Fellows must have one named and responsible PI. This does not preclude formal collaboration with other scientists or groups but is to ensure the PI is accountable and responsible for providing scientific guidance, resources, and a conducive training environment.
Can you provide examples of what you mean by relevant activities outside of the PhD research?
Relevant activities outside of research may be anything you choose to include. However, we recommend you discuss activities which may provide reviewers with additional insight relevant to our selection criteria, e.g. activities where you may have had a leadership role, volunteered for an organization of interest to you, or which demonstrate a sense of curiosity or wider engagement in science and/ or society.

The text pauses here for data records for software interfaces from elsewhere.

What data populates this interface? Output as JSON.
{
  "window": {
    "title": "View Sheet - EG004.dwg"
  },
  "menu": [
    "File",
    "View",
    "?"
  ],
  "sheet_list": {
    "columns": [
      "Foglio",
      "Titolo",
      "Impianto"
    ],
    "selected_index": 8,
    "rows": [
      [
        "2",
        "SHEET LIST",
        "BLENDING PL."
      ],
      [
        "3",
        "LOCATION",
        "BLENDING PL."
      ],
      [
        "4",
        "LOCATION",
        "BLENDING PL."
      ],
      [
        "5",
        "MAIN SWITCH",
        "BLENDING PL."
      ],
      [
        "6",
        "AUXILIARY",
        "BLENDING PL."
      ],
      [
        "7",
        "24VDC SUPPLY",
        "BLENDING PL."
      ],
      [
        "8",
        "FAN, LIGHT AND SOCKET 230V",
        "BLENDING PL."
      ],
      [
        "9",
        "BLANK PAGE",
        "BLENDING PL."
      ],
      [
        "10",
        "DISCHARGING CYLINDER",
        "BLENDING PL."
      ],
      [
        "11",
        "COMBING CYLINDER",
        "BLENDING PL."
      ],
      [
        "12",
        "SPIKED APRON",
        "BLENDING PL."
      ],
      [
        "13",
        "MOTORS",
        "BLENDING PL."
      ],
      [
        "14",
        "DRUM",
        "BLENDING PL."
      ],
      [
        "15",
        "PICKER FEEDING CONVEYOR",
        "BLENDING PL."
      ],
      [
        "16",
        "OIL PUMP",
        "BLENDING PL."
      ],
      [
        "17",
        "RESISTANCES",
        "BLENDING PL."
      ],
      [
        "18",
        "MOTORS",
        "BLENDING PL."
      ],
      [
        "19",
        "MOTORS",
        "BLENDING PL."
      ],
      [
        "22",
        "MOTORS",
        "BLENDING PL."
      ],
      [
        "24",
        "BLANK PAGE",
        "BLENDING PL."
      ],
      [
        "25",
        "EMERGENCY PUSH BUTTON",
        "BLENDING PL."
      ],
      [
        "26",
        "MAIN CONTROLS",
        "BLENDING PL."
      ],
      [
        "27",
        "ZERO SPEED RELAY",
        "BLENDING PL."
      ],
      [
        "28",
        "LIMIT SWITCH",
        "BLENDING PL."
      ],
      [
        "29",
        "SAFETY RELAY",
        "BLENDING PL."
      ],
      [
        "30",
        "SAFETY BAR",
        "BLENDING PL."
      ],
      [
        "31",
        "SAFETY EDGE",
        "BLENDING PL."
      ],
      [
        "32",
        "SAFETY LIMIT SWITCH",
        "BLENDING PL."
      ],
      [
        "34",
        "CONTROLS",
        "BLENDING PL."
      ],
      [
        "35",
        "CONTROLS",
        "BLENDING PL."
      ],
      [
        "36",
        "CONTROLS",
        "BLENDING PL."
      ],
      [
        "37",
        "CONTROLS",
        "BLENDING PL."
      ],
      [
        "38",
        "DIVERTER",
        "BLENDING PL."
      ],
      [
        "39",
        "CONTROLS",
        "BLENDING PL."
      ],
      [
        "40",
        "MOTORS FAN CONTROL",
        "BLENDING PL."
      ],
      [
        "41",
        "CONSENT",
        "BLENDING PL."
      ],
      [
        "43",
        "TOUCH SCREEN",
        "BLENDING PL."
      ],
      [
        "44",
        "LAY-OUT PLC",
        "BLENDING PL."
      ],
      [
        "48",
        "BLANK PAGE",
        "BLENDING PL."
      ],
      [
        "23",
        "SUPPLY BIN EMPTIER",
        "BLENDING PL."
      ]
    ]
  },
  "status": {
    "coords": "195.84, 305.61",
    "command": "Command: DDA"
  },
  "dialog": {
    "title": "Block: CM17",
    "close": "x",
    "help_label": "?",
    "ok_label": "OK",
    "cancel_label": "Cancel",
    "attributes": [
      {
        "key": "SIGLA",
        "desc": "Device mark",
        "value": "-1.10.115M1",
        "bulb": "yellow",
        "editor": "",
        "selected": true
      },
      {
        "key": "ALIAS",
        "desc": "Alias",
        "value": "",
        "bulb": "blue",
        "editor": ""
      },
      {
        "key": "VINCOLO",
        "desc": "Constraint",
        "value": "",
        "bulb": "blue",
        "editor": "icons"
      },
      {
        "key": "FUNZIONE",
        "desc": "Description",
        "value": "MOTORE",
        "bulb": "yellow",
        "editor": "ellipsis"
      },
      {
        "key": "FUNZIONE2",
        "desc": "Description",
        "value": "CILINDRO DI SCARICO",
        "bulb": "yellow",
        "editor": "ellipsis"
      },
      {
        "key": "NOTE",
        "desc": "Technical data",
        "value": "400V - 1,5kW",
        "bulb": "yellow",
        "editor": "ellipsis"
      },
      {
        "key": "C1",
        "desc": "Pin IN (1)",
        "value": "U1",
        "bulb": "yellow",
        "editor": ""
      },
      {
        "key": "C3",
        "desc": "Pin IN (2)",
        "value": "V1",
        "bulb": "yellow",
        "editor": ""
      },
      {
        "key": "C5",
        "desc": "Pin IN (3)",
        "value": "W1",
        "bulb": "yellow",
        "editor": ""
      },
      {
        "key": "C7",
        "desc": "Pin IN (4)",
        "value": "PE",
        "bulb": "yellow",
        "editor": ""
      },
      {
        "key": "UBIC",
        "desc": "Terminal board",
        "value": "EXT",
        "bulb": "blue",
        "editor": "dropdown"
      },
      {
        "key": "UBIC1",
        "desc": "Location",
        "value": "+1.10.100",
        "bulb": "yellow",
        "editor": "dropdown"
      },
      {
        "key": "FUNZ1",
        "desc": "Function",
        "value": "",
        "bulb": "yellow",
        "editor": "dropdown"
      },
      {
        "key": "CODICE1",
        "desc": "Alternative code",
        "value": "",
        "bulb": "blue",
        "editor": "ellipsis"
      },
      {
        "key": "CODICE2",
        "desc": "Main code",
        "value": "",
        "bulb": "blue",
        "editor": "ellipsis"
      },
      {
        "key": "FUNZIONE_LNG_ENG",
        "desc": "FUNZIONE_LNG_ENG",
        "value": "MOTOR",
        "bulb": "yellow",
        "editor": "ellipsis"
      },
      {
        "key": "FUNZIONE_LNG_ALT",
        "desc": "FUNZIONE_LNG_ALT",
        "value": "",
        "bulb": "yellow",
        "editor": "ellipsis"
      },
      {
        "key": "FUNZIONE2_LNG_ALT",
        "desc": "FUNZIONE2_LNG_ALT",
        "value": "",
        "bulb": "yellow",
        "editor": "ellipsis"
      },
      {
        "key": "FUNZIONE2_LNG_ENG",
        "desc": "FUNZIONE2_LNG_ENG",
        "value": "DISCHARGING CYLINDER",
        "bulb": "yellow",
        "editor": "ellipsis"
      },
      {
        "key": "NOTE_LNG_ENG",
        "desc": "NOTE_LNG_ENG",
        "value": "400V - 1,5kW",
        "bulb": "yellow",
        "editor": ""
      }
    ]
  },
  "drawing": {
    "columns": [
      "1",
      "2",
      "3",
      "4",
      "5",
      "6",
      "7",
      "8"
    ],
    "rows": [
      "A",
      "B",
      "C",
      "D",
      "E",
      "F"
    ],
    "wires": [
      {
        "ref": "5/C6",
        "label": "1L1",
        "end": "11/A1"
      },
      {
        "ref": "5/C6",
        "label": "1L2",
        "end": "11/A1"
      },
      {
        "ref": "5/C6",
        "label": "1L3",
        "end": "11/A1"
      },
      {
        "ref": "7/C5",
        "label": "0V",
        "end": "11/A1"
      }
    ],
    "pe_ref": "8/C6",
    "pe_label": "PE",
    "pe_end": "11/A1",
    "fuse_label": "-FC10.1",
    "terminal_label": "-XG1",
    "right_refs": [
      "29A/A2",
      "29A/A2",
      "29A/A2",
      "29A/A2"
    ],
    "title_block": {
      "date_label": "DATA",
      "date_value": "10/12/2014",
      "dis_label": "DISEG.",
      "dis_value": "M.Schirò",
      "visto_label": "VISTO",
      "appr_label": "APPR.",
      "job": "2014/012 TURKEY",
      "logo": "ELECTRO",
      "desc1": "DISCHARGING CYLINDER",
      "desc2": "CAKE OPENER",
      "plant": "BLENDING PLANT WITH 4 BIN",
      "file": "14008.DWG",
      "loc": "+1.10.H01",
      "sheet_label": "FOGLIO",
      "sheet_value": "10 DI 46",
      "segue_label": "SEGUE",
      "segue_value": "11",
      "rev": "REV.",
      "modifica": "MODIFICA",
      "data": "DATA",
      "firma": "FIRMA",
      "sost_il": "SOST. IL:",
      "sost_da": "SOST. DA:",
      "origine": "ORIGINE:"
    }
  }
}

In my application, should I mention past outreach and advocacy activities, or my vision for this in the future?
Yes, if relevant to you, this type of content is well worth mentioning in your Personal Statement.
Who should I ask to write my letters of recommendation? Can a group leader of a potential laboratory where I would like to carry out my research be a referee? What about someone who could only write a personal recommendation?
Your referees do not all have to be senior faculty, or even academics. However, we recommend you ideally choose people senior enough to have the experience and perspective to talk about your current abilities (academic and character) AND your future potential. In all cases it is essential they know you well enough to talk compellingly to our selection criteria when writing their letters.
We do not recommend choosing friends or colleagues at the same career stage as referees.
You do not need to have engaged with potential PIs for your placement at this time and we recommend you think very carefully about how well a potential future group leader really knows you before asking them to write a letter for you.
If I do not have a good relationship with my supervisor, can I suggest someone else as a referee.
One of your letters of recommendation must come from your primary supervisor, if you feel this letter will not be positive then try to balance this by seeking out other referees who you know will spend the time to write a good letter for you and securing up to the maximum (5) number of letters of recommendation if you can.
Should there be extenuating circumstances you wish to discuss you my raise these issues for the attention of the Program Team in the Notes section at the end of the application or contact the Admissions team directly.
What is the expectation regarding the number and quality of publications?
You should be able to evidence a clear record of achievement and productivity relative to your field of study.
Published outputs, where your contributions are made clear and peer-reviewed, are very useful when evaluating academic excellence and we recommend you try to get your publications out wherever possible. We also recommend that you provide a persistent identifier (e.g. ORCID) to enable reviewers to track outputs that may be published later in the year.
However, there is no one simple answer to this question as outputs vary significantly between disciplines, as does the impact factor of journals associated with different subject areas. Our Academic Review is carried out by experts in different disciplinary areas and they will take these factors into account.
Will Final interviews be in person?
No, we intend to run interviews virtually as we have successfully done so over the past three cycles.
Are submitted/under-review papers able to be included in the application? What about other kinds of output?
Yes, you may include three types of publications ‘Published Research’, ‘Articles in Press’ and ‘Articles in Preparation’. You may also include Patents, Book Chapters, etc. in the Other Outputs section of the application form.
How does the Academic Review work? Are there interviews?
There are no interviews for the Academic Review process. At this stage of the process, a review panel of three to five senior academics (all broadly expert in the area of your PhD research) review your application materials independently ahead of convening as a panel to discuss each application and to arrive at a consensus set of recommendations and rankings.